Facts about Bethnal Green
Bethnal Green History
Bethnal Green was a smaller set of homesteads and cottages, a hamlet in the fertile fields of the ancient parish of Stepney, but as population and house-building began local intensification in the 18th century, the church agreed to found a fully-functional daughter church — as a parish with benefice and vestry in 1743.
In what would become northern Bethnal Green a tract of common land, which stretched to the east and west, belonged to the old Stepney Manor to the south. The heath was used as a pasture where people grazed their sheep in the 13th century, though 1275 records suggest at least one house stood there.
Bethnal Green is an area in the East End of London 1 mile northeast of Liverpool Street station. It has two Overground stations and one Underground station. It currently also gives its name to an electoral ward of the London Borough of Tower Hamlets and co-encompasses St Peter’s ward. The area emerged from the hamlet which developed around the Green.

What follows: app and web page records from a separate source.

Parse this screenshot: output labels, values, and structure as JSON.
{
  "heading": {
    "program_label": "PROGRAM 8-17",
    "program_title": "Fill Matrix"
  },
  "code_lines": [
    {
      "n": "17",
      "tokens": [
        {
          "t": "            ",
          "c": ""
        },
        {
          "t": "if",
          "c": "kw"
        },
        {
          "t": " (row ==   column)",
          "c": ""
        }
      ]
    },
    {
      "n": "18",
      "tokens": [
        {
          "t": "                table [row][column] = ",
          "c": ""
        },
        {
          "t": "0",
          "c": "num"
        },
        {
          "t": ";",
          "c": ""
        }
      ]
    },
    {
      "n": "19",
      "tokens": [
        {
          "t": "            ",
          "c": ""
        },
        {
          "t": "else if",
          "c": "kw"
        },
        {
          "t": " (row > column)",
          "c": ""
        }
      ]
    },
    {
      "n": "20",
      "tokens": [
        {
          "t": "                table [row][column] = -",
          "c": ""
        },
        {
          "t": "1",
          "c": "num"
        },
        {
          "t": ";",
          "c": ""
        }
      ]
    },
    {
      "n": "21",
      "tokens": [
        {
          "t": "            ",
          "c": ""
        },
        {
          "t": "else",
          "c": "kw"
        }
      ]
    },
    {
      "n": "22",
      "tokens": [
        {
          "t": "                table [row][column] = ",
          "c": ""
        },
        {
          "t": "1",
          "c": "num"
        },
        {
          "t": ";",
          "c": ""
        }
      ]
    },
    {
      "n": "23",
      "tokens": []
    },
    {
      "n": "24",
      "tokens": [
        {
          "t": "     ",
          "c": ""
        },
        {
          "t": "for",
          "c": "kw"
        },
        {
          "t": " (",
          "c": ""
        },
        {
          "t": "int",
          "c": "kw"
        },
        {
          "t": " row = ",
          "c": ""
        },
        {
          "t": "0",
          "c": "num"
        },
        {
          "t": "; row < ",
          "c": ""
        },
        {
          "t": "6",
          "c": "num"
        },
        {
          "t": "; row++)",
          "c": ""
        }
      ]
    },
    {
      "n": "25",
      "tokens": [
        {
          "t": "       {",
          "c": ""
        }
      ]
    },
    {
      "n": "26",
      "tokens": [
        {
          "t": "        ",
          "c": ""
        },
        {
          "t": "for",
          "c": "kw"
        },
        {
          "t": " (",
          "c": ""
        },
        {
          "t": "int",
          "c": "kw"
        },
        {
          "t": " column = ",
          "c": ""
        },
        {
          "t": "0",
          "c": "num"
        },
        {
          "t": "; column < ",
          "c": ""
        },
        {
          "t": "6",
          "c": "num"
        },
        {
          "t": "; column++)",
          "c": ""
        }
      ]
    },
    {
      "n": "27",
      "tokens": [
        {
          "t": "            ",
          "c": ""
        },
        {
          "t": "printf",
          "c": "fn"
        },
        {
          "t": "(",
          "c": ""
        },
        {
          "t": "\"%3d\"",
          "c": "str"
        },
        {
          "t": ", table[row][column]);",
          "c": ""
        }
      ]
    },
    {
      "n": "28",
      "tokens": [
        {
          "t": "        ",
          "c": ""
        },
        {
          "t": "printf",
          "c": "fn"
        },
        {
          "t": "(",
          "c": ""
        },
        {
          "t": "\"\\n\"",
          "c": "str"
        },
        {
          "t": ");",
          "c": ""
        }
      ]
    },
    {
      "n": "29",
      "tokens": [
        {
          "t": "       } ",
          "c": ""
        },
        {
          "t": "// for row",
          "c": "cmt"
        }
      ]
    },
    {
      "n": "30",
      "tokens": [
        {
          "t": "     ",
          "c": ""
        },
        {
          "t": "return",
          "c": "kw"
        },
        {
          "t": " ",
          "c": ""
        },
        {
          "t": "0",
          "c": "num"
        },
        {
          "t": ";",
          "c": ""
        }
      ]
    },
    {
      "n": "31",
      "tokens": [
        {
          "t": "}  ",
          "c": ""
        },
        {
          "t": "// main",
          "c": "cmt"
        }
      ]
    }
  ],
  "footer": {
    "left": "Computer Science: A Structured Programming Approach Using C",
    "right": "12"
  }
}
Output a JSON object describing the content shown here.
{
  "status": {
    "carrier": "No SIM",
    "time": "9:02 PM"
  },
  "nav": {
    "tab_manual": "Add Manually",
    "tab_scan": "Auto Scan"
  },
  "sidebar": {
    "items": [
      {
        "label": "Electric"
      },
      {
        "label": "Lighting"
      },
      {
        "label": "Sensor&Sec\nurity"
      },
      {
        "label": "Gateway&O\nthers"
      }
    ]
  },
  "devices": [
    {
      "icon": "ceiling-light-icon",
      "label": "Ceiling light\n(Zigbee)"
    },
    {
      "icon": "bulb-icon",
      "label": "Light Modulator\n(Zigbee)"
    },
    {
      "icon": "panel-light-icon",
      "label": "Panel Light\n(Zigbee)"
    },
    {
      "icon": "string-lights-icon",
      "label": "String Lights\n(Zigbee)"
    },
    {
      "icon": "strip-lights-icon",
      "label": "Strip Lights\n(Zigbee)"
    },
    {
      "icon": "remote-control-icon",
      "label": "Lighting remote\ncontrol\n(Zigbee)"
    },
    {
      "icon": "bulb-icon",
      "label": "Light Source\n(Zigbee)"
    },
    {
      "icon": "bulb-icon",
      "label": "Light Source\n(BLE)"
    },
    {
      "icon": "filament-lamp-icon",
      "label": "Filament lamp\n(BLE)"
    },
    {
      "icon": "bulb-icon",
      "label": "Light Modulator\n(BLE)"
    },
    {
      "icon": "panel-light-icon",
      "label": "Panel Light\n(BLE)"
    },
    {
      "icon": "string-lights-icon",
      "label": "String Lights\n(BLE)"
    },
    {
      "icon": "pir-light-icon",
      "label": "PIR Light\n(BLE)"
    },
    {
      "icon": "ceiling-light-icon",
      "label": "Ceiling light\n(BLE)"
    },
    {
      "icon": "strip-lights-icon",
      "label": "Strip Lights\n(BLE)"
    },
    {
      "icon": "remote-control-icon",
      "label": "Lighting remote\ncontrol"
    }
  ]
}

Much of which survives today as Bethnal Green Gardens, beside Cambridge Heath Road. The economic focus has shifted from mainstream farming produce for the City of London. Through highly perishable goods production, weaving, dock, and building work and light industry. To a high proportion of commuters to city businesses. Public sector/care sector roles, construction, courier businesses, and home-working digital and creative industries.